September 17, 1982 Minor planet (4567) Becvár 1982 SO1. Discovered 1982 September 17 by M. Mahrová at Klet. Named in memory of the Czech astronomer Antonín Becvár (1901-1965), founder and first director of the Skalnaté Pleso {see planet (2619)} Observatory in Slovakia. Becvár made observations of comets, meteors and the solar photosphere, but he is best known as the author of Atlas Coeli and the more detailed Atlases Eclipticalis, Borealis and Australis. (M 21956) Becvár is also honored by a lunar crater.

43 minutes ago - View -

Jorge Garcia

Jorge Garcia: Here's my first contribution! A sequence of this year's Lunar eclipse.

https://flic.kr/p/oqN4UP

1 hour ago - View -

Stephane St-Georges

Stephane St-Georges: Astrologer Tisch Aitken    

1 hour ago - View -

Magda Laas

Magda Laas: Panel: Positive Timeline defeats Israel's use of 2014-15 Tetra Eclipses & Saturn Moon Matrix         Kling & Webre Panel: Positive Timeline deconstructs Israel's use of 2014-15 Tetra Lunar Eclipses & Saturn-Moon Matrix? http://exopolitics.blogs.com/exopoliti...
Watch the video: video https://www.youtube.com/watch?v=sMtF8a4PmAk&feature=youtu.be

1 hour ago - View -

The Dead A Head Shop

703485823034377 The Dead A Head Shop:         This week we remember The Grateful Dead's Rocking the Cradle concert in Egypt. The Dead played near both The Great Pyramid and The Sphinx. Concert viewers also got to experience a total lunar eclipse on the third day.
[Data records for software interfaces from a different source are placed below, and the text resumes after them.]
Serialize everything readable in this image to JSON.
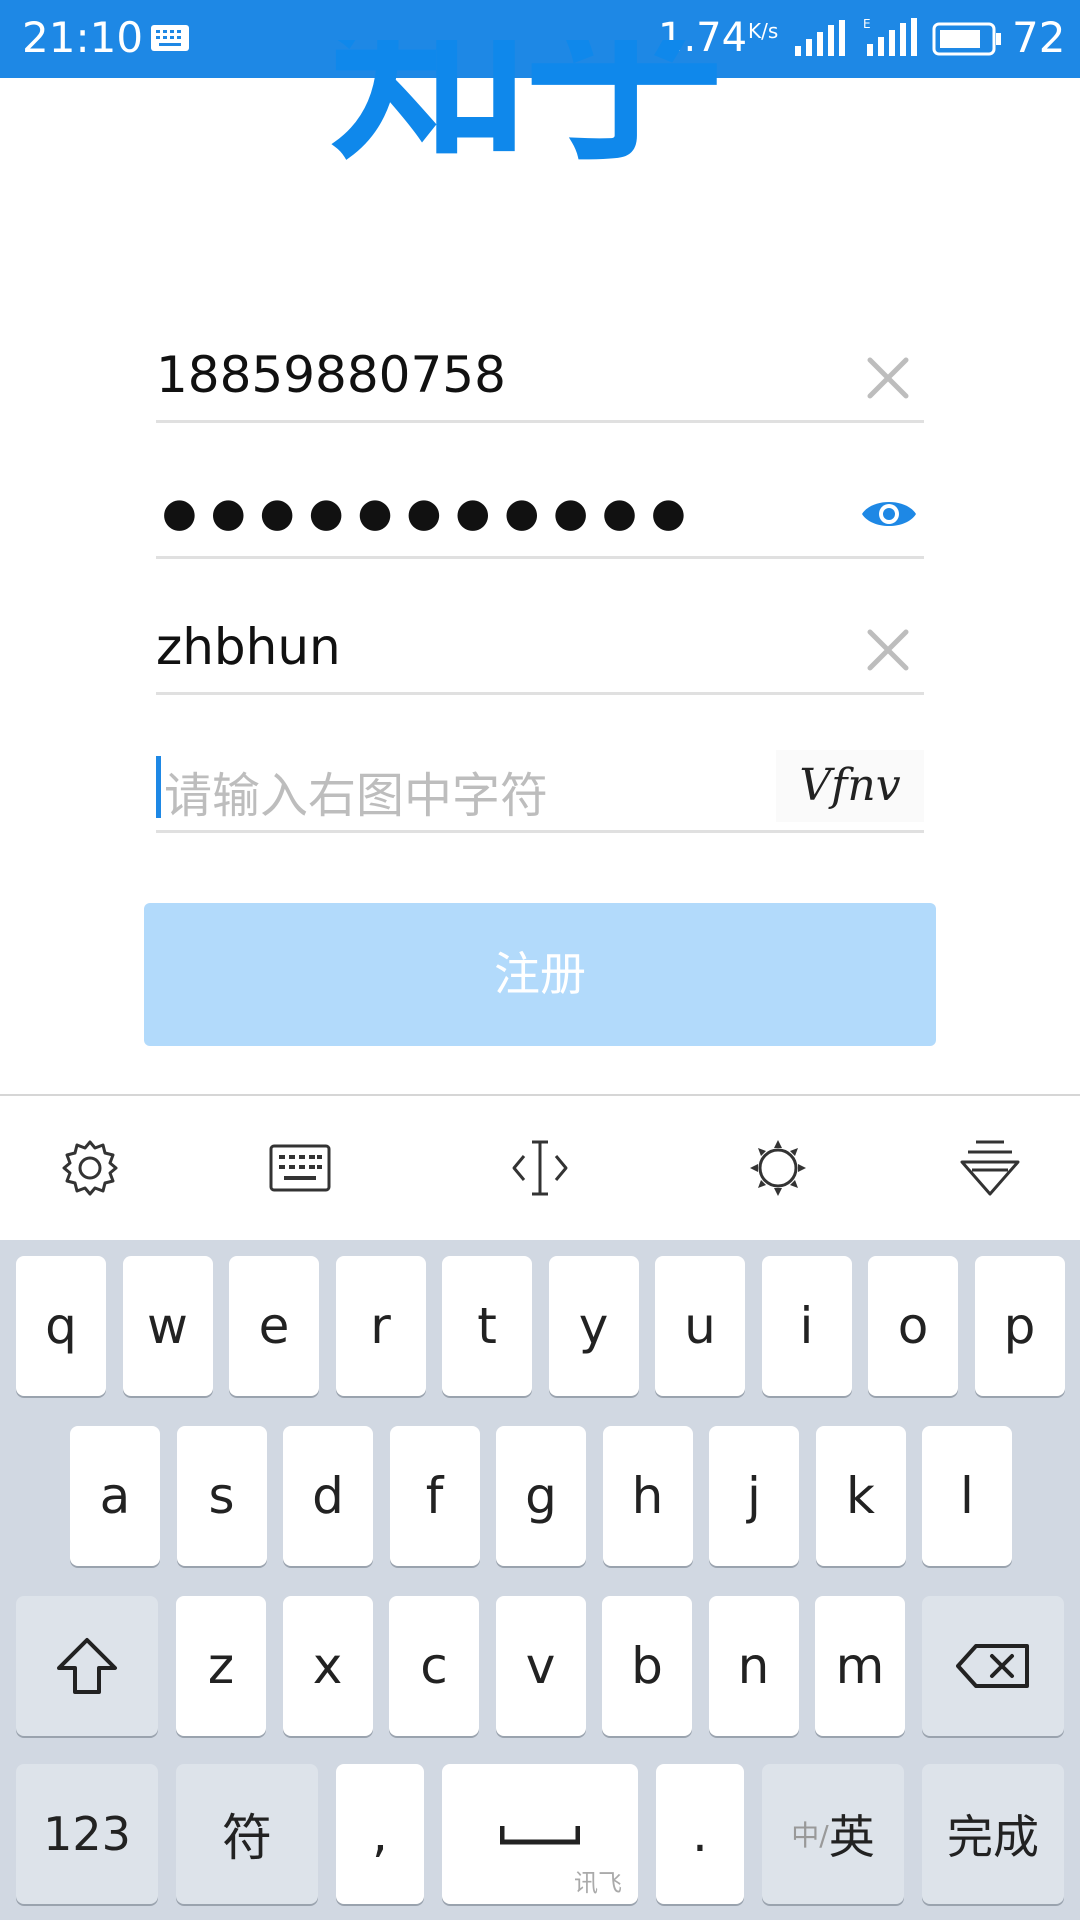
{
  "status_bar": {
    "time": "21:10",
    "speed": "1.74",
    "speed_unit": "K/s",
    "battery": "72",
    "icons": [
      "keyboard-icon",
      "signal-icon",
      "signal-4g-icon",
      "battery-icon"
    ]
  },
  "logo": {
    "text": "知乎",
    "color": "#0f88eb"
  },
  "form": {
    "phone": "18859880758",
    "password_mask": "●●●●●●●●●●●",
    "username": "zhbhun",
    "captcha_placeholder": "请输入右图中字符",
    "captcha_image_text": "Vfnv",
    "register_label": "注册"
  },
  "toolbar": {
    "icons": [
      "settings-gear-icon",
      "keyboard-icon",
      "cursor-move-icon",
      "skin-sun-icon",
      "hide-keyboard-icon"
    ]
  },
  "keyboard": {
    "row1": [
      "q",
      "w",
      "e",
      "r",
      "t",
      "y",
      "u",
      "i",
      "o",
      "p"
    ],
    "row2": [
      "a",
      "s",
      "d",
      "f",
      "g",
      "h",
      "j",
      "k",
      "l"
    ],
    "row3": [
      "z",
      "x",
      "c",
      "v",
      "b",
      "n",
      "m"
    ],
    "numbers_label": "123",
    "symbol_label": "符",
    "comma_label": ",",
    "space_sub_label": "讯飞",
    "period_label": ".",
    "lang_small": "中/",
    "lang_main": "英",
    "done_label": "完成"
  },
  "colors": {
    "accent": "#1e88e5",
    "button_disabled": "#b2dafb",
    "keyboard_bg": "#d1d8e2"
  }
}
This 1978 concert lives on to be one of The Dead most well known performances.

https://www.youtube.com/playlist?list=PL16BA2E83507F193A
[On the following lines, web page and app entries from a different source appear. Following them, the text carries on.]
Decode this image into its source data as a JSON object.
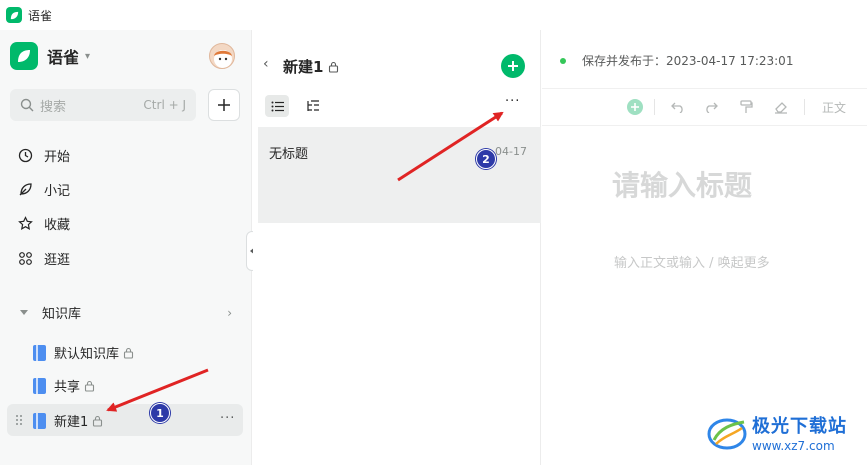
{
  "window": {
    "title": "语雀"
  },
  "sidebar": {
    "brand_name": "语雀",
    "search_placeholder": "搜索",
    "search_shortcut": "Ctrl + J",
    "nav": [
      {
        "label": "开始",
        "icon": "clock-icon"
      },
      {
        "label": "小记",
        "icon": "feather-icon"
      },
      {
        "label": "收藏",
        "icon": "star-icon"
      },
      {
        "label": "逛逛",
        "icon": "grid-icon"
      }
    ],
    "section_label": "知识库",
    "repos": [
      {
        "label": "默认知识库",
        "locked": true
      },
      {
        "label": "共享",
        "locked": true
      },
      {
        "label": "新建1",
        "locked": true,
        "active": true
      }
    ],
    "more_label": "···"
  },
  "middle": {
    "title": "新建1",
    "more_label": "···",
    "doc": {
      "title": "无标题",
      "date": "04-17"
    }
  },
  "editor": {
    "status": "保存并发布于：2023-04-17 17:23:01",
    "text_style": "正文",
    "title_placeholder": "请输入标题",
    "body_placeholder": "输入正文或输入 / 唤起更多"
  },
  "annotations": [
    {
      "number": "1"
    },
    {
      "number": "2"
    }
  ],
  "watermark": {
    "name": "极光下载站",
    "url": "www.xz7.com"
  },
  "colors": {
    "brand": "#00b96b",
    "arrow": "#e02424",
    "badge": "#2d3aa8"
  }
}
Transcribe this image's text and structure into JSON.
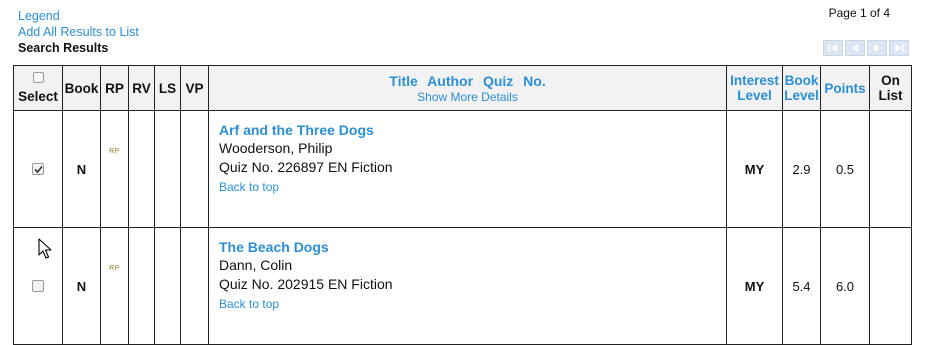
{
  "links": {
    "legend": "Legend",
    "add_all": "Add All Results to List"
  },
  "section_title": "Search Results",
  "pagination": {
    "label": "Page 1 of 4",
    "icons": [
      "first-page-icon",
      "previous-page-icon",
      "next-page-icon",
      "last-page-icon"
    ]
  },
  "table": {
    "headers": {
      "select": "Select",
      "book": "Book",
      "rp": "RP",
      "rv": "RV",
      "ls": "LS",
      "vp": "VP",
      "title_author_quiz": "Title  Author  Quiz No.",
      "show_more": "Show More Details",
      "interest_level": "Interest Level",
      "book_level": "Book Level",
      "points": "Points",
      "on_list": "On List"
    },
    "rows": [
      {
        "checked": true,
        "book": "N",
        "rp": "RP",
        "title": "Arf and the Three Dogs",
        "author": "Wooderson, Philip",
        "quiz": "Quiz No. 226897 EN Fiction",
        "back": "Back to top",
        "interest": "MY",
        "book_level": "2.9",
        "points": "0.5",
        "on_list": ""
      },
      {
        "checked": false,
        "book": "N",
        "rp": "RP",
        "title": "The Beach Dogs",
        "author": "Dann, Colin",
        "quiz": "Quiz No. 202915 EN Fiction",
        "back": "Back to top",
        "interest": "MY",
        "book_level": "5.4",
        "points": "6.0",
        "on_list": ""
      }
    ]
  },
  "colors": {
    "link": "#2b8fd6",
    "header_bg": "#f2f2f2",
    "border": "#222222",
    "pager_bg": "#dbe7f2"
  }
}
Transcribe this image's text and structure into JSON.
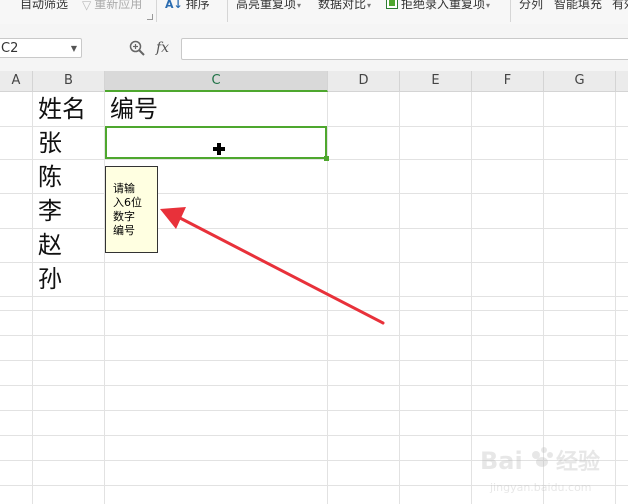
{
  "ribbon": {
    "auto_filter": "自动筛选",
    "reapply": "重新应用",
    "sort": "排序",
    "highlight_duplicates": "高亮重复项",
    "data_compare": "数据对比",
    "reject_duplicates": "拒绝录入重复项",
    "split_column": "分列",
    "smart_fill": "智能填充",
    "truncated": "有效"
  },
  "formula_bar": {
    "name_box": "C2",
    "fx_label": "fx",
    "value": ""
  },
  "columns": [
    "A",
    "B",
    "C",
    "D",
    "E",
    "F",
    "G"
  ],
  "selected_column": "C",
  "cells": {
    "B1": "姓名",
    "C1": "编号",
    "B2": "张",
    "B3": "陈",
    "B4": "李",
    "B5": "赵",
    "B6": "孙"
  },
  "tooltip": {
    "line1": "请输",
    "line2": "入6位",
    "line3": "数字",
    "line4": "编号"
  },
  "colors": {
    "selection_green": "#4ea72e",
    "arrow_red": "#e8313a",
    "tooltip_bg": "#ffffe1"
  },
  "icons": [
    "sort-icon",
    "highlight-duplicates-icon",
    "reject-duplicates-icon",
    "zoom-icon",
    "crosshair-cursor-icon"
  ]
}
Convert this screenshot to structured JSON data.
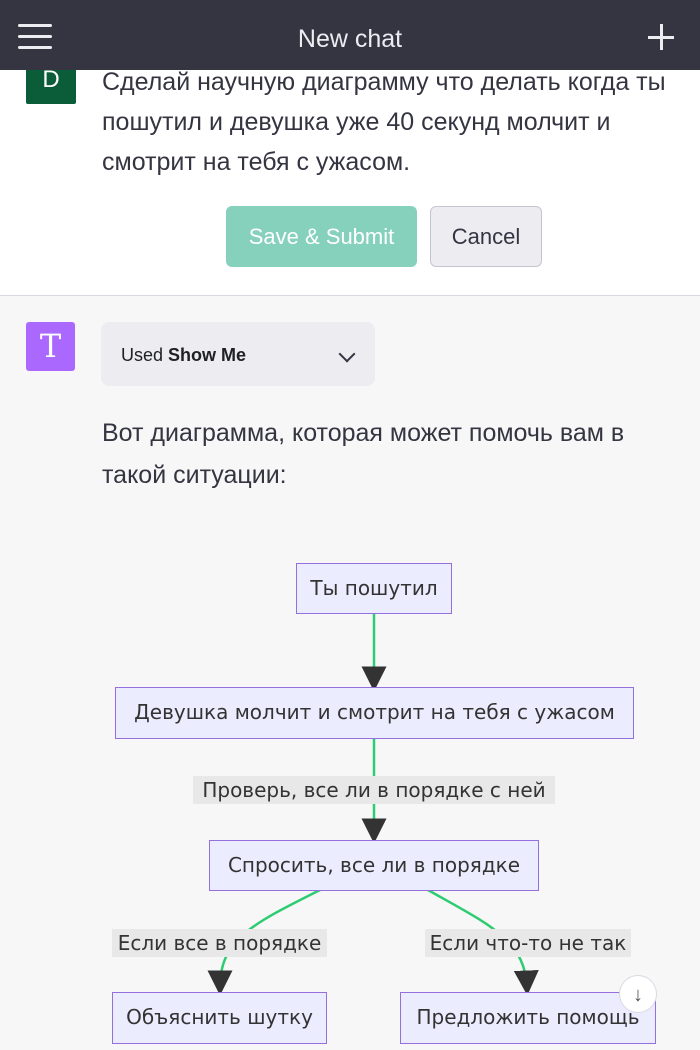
{
  "header": {
    "title": "New chat",
    "menu_icon": "hamburger-menu-icon",
    "new_chat_icon": "plus-icon"
  },
  "user_message": {
    "avatar_letter": "D",
    "text": "Сделай научную диаграмму что делать когда ты пошутил и девушка уже 40 секунд молчит и смотрит на тебя с ужасом.",
    "save_label": "Save & Submit",
    "cancel_label": "Cancel"
  },
  "assistant": {
    "avatar_letter": "T",
    "plugin": {
      "used_label": "Used",
      "name": "Show Me"
    },
    "text": "Вот диаграмма, которая может помочь вам в такой ситуации:"
  },
  "diagram": {
    "nodes": {
      "start": "Ты пошутил",
      "silent": "Девушка молчит и смотрит на тебя с ужасом",
      "ask": "Спросить, все ли в порядке",
      "explain": "Объяснить шутку",
      "help": "Предложить помощь"
    },
    "edges": {
      "check": "Проверь, все ли в порядке с ней",
      "if_ok": "Если все в порядке",
      "if_not": "Если что-то не так"
    },
    "colors": {
      "node_fill": "#ececff",
      "node_border": "#9370db",
      "edge": "#2ecc71",
      "arrow": "#333333"
    }
  },
  "scroll_down_icon": "arrow-down-icon"
}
1 hour ago - View -

Jeffery A Rinehart

10152281600081781 Jeffery A Rinehart: Photos of Rivendell Warmblood Stud     Rivendell's Highflyer
X Hotline x Rohdiamant x Calypso II
sire to the following horses on offer during the spring sales week:
Rivendell Gravity
Neuland Lunar Eclipse

www.facebook.com/TracyRobertsonPhotography    

1 hour ago - View -

Şenol Durmuş

Şenol Durmuş: Oct 8, 2014 Total Lunar Eclipse – Where and when to see    

1 hour ago - View -

احمد موسى

10152281600081781 احمد موسى: Photos of Rivendell Warmblood Stud     Rivendell's Highflyer
X Hotline x Rohdiamant x Calypso II
sire to the following horses on offer during the spring sales week:
Rivendell Gravity
Neuland Lunar Eclipse

www.facebook.com/TracyRobertsonPhotography    

1 hour ago - View -